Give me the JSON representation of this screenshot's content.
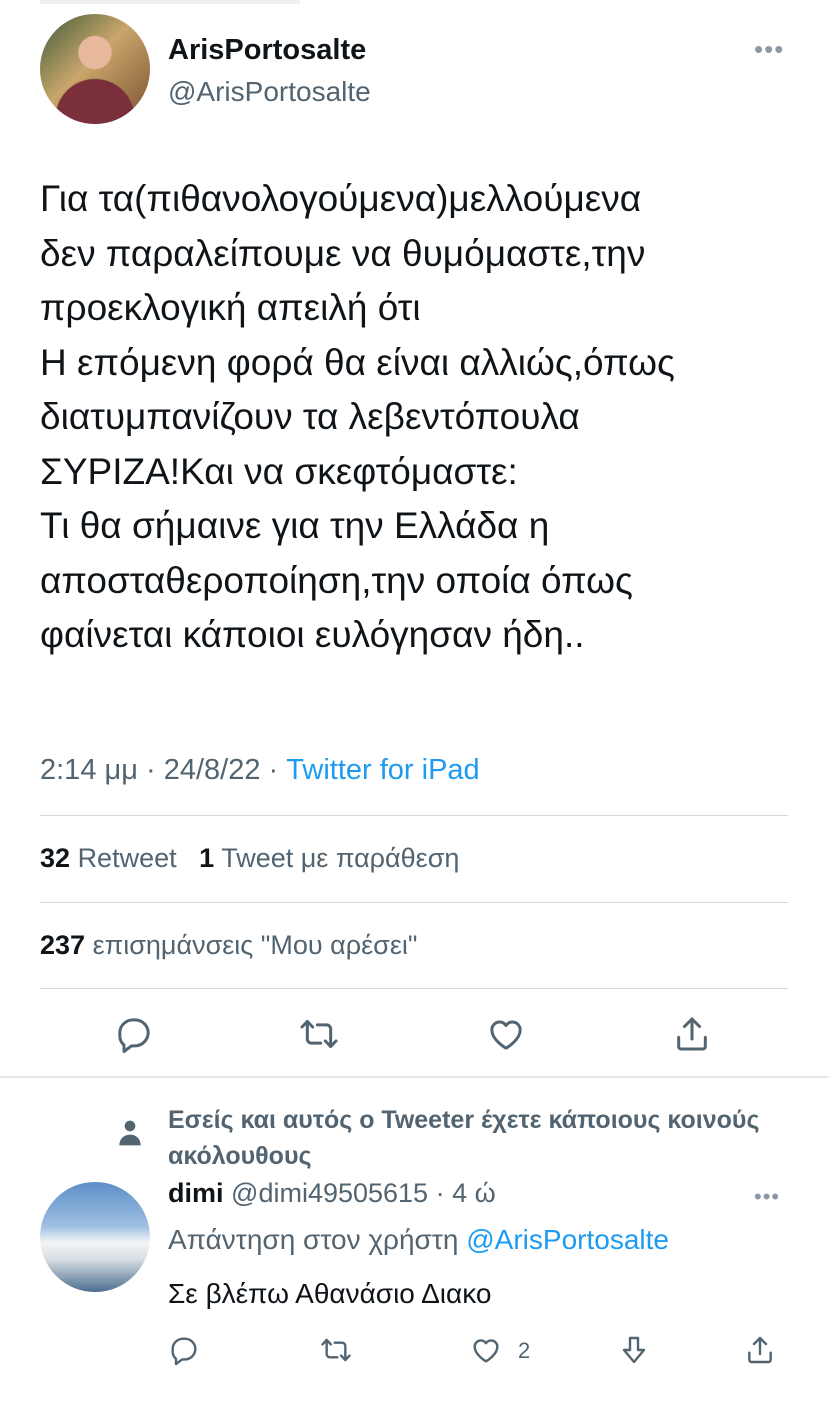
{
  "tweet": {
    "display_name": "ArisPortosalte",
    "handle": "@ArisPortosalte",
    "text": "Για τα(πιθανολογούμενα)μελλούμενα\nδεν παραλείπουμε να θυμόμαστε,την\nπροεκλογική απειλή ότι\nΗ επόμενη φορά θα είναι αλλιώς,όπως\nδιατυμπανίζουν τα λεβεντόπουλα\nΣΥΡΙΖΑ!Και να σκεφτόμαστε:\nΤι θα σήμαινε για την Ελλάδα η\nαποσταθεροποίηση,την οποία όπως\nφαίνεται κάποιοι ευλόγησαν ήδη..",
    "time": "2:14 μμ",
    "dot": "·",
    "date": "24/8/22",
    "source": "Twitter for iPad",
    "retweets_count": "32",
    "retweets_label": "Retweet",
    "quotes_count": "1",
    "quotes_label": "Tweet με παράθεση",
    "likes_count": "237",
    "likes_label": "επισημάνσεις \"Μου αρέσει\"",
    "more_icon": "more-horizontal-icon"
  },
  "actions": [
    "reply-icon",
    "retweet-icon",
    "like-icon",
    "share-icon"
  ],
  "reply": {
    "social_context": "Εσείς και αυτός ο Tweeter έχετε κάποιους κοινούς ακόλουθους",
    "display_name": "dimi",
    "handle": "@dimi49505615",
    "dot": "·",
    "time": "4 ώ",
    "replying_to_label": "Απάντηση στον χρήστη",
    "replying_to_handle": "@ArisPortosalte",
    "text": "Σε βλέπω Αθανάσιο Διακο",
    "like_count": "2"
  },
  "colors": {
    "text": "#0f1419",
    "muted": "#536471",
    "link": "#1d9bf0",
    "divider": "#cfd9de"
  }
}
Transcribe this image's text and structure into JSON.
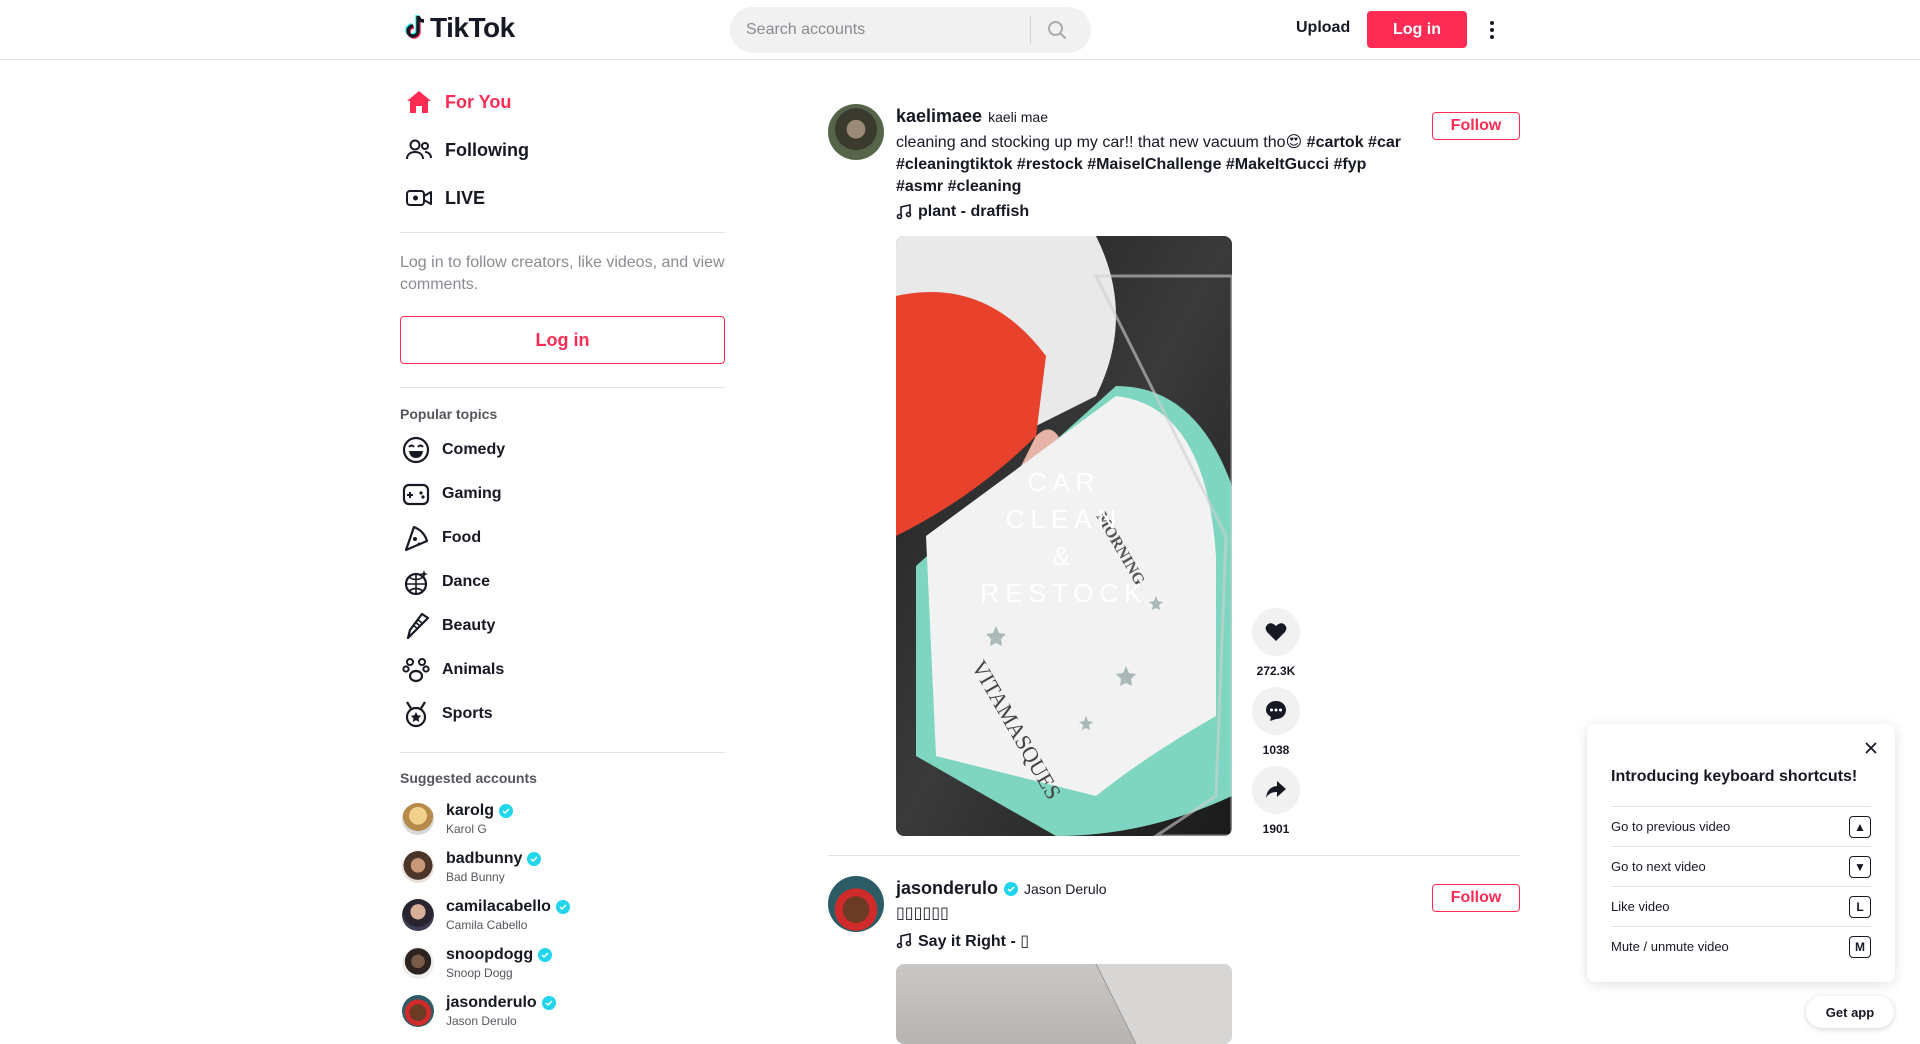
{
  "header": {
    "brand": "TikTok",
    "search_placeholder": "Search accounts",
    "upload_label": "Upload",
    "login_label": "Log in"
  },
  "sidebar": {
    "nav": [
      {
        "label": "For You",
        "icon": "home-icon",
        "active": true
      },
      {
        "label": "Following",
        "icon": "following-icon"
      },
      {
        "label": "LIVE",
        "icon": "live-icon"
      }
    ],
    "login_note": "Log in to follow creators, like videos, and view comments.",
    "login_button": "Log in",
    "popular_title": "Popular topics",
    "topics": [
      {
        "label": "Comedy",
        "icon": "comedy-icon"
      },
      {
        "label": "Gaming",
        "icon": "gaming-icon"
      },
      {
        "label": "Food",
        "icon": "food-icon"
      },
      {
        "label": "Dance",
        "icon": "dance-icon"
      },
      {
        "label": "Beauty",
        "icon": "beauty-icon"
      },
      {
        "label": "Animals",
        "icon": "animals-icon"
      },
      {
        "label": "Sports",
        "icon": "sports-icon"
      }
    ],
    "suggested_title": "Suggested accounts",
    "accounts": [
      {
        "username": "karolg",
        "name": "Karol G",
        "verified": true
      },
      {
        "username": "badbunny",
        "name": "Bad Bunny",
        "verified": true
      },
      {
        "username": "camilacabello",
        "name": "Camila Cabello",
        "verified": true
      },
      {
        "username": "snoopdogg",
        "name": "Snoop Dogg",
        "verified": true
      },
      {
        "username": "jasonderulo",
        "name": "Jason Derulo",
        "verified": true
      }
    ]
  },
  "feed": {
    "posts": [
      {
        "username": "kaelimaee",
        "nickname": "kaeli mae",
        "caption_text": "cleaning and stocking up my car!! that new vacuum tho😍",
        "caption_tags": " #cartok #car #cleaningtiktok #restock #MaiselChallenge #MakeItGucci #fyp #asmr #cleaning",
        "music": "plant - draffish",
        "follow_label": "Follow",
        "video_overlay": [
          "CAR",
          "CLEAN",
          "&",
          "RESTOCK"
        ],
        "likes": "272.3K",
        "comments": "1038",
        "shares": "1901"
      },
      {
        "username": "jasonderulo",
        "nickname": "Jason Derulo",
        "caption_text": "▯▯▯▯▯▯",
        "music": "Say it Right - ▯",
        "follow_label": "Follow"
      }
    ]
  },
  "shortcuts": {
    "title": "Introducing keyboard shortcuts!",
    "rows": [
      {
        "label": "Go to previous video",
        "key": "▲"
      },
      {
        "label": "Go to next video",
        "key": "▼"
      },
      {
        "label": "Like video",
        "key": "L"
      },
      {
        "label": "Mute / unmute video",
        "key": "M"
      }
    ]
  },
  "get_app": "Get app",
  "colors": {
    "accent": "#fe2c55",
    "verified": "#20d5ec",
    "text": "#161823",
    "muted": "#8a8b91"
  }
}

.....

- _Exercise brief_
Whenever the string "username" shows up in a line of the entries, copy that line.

- _Written response_
        "username": "karolg",
        "username": "badbunny",
        "username": "camilacabello",
        "username": "snoopdogg",
        "username": "jasonderulo",
        "username": "kaelimaee",
        "username": "jasonderulo",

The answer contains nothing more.